The events and descriptions of camp life are generally accurate. One small error is a reference to Japanese American guards patrolling the camp (pages 20 and 97); while there were Japanese American policemen in the camp, all guards patrolling the camp perimeter were non-Japanese American. She also writes of Tetsuo's father attending a meeting with War Relocation Authority (WRA) Director Dillon Myer in early 1945 that leads to many families considering leaving the camp; while the WRA certainly encouraged inmates to leave, such efforts had been ongoing for at least two years by that point.
The uniformly positive reviews praised the "restrained vignettes threaded with poetic language" and "fluid language and vivid imagery" as well as the book's potential appeal for reluctant readers. Linda Perkins of Booklist notes that "Tetsu's restrained narration occasionally slips into an adult voice, but his feelings and frustrations ring true."
Might also like: The Lucky Baseball: My Story in a Japanese-American Internment Camp; The Journal of Ben Uchida: Citizen 13559, Mirror Lake Internment Camp; Missing in Action; Under the Blood Red Sun, House of the Red Fish
For More Information
Kirkus Reviews, Dec. 1, 2011, 2227. ["Fitzmaurice has Tetsu describe his experiences and feelings in restrained vignettes threaded with poetic language."]
Perkins, Linda. Booklist, March 15, 2012, 62. ["Tetsu’s restrained narration occasionally slips into an adult voice, but his feelings and frustrations ring true. A solid, affecting choice for multicultural and WWII studies, with resources for student research appended."]
Publishers Weekly, Dec. 12, 2011, 69. ["Tetsu provides intimate first-person narration throughout, as Fitzmaurice captures the dismal circumstances and somber mood of the camp, but also the much-needed hope that baseball provided for a few of those who were forced to live there."]
Rassulo, Mary Beth. School Library Journal, Feb. 2012, 118. ["Moving the story forward with fluid language and vivid imagery, Fitzmaurice hits home with this important piece of historical fiction."]

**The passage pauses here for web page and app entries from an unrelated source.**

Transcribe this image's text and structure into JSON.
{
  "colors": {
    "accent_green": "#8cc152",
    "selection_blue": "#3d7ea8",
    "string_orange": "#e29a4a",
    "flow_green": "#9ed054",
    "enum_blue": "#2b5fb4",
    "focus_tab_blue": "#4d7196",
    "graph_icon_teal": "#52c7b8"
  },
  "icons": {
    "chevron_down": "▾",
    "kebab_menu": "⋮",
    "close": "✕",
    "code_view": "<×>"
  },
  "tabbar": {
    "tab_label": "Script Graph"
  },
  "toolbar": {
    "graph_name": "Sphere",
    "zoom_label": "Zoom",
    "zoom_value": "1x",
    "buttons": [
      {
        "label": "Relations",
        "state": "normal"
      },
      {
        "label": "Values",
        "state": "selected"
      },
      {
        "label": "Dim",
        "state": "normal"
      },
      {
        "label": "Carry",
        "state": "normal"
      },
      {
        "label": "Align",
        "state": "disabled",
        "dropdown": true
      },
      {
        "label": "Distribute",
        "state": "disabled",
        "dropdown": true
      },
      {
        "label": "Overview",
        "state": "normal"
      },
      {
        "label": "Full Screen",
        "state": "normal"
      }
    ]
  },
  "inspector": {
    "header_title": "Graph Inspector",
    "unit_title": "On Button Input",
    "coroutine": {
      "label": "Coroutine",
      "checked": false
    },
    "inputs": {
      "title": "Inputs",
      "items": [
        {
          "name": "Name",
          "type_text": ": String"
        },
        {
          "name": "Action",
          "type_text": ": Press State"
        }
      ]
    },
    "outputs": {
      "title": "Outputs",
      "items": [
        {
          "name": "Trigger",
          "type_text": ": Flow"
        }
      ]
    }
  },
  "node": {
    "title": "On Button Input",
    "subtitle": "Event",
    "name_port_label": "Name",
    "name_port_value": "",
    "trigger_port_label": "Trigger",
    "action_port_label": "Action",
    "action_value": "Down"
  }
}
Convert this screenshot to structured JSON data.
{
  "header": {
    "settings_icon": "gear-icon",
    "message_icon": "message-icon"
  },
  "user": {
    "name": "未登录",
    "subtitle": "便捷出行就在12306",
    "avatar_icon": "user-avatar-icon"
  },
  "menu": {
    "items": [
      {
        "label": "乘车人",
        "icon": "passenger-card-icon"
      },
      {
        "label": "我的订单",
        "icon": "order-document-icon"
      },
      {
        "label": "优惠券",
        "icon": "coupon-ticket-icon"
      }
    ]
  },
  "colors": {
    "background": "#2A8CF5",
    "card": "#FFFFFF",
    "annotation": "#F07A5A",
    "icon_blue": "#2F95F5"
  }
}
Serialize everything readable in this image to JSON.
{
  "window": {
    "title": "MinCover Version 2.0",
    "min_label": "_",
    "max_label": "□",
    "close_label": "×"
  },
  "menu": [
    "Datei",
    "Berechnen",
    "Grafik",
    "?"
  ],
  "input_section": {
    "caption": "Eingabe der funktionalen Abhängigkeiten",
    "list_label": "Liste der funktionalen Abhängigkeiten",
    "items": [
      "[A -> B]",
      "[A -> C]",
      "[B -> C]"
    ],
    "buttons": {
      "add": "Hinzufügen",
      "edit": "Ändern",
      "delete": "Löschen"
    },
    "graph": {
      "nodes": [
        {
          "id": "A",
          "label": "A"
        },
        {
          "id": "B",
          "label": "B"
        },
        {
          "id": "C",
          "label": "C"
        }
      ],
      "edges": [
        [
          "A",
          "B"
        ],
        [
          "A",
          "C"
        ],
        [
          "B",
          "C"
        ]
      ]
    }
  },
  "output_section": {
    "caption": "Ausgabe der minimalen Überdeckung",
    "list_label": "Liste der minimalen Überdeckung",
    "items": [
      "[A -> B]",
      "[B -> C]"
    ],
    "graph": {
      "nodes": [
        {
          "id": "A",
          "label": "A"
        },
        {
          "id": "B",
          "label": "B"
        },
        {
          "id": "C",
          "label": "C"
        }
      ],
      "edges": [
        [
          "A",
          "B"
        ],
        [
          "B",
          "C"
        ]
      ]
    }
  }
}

VOYA 35.6 (Feb. 2013): 521. ["Fitzmaurice entwines information and specific events that she learned about from interviews with former camp residents with poetic language and descriptions of everyday life for Tetsu…. The reader sees a clear representation of patience during adversity and making the best of it while living in what has come to be seen as a shameful time in our history."]
Wendorf, Sarah. Library Media Connection, Aug./Sept. 2012, 67. ["This book provides a striking glimpse at internment camp life and would fit well with the study of World War II or human rights. The way one character handles grief will be a discussion point. Divided into short scenes, this book is an accessible read for reluctant readers."]
- "Kathryn Fitzmaurice," Contemporary Authors Online, Gale, 2011, accessed on Nov. 3, 2016 at go.galegroup.com/ps/i.do?p=GLS&sw=w&u=hono44147&v=2.1&id=GALE%7CH1000199176&it=r&asid=e2fc15289fd4e98e6aa84bbeaffd18c5; Peter Larsen, "O.C. Writer Gets Grandma's Gift of Inspiration," Orange County Register, Aug. 21, 2013, accessed on Nov 4, 2016 at http://www.ocregister.com/articles/fitzmaurice-116759-grandmother-says.html.
- Kirkus Reviews, Dec. 1, 2011, 2227, accessed on Nov. 3, 2016 at https://www.kirkusreviews.com/book-reviews/kathryn-fitzmaurice/diamond-desert/; Mary Beth Rassulo, School Library Journal, Feb. 2012, 118; Sarah Wendorf, Library Media Connection, Aug./Sept. 2012, 67.
- Linda Perkins, Booklist, March 15, 2012, 62.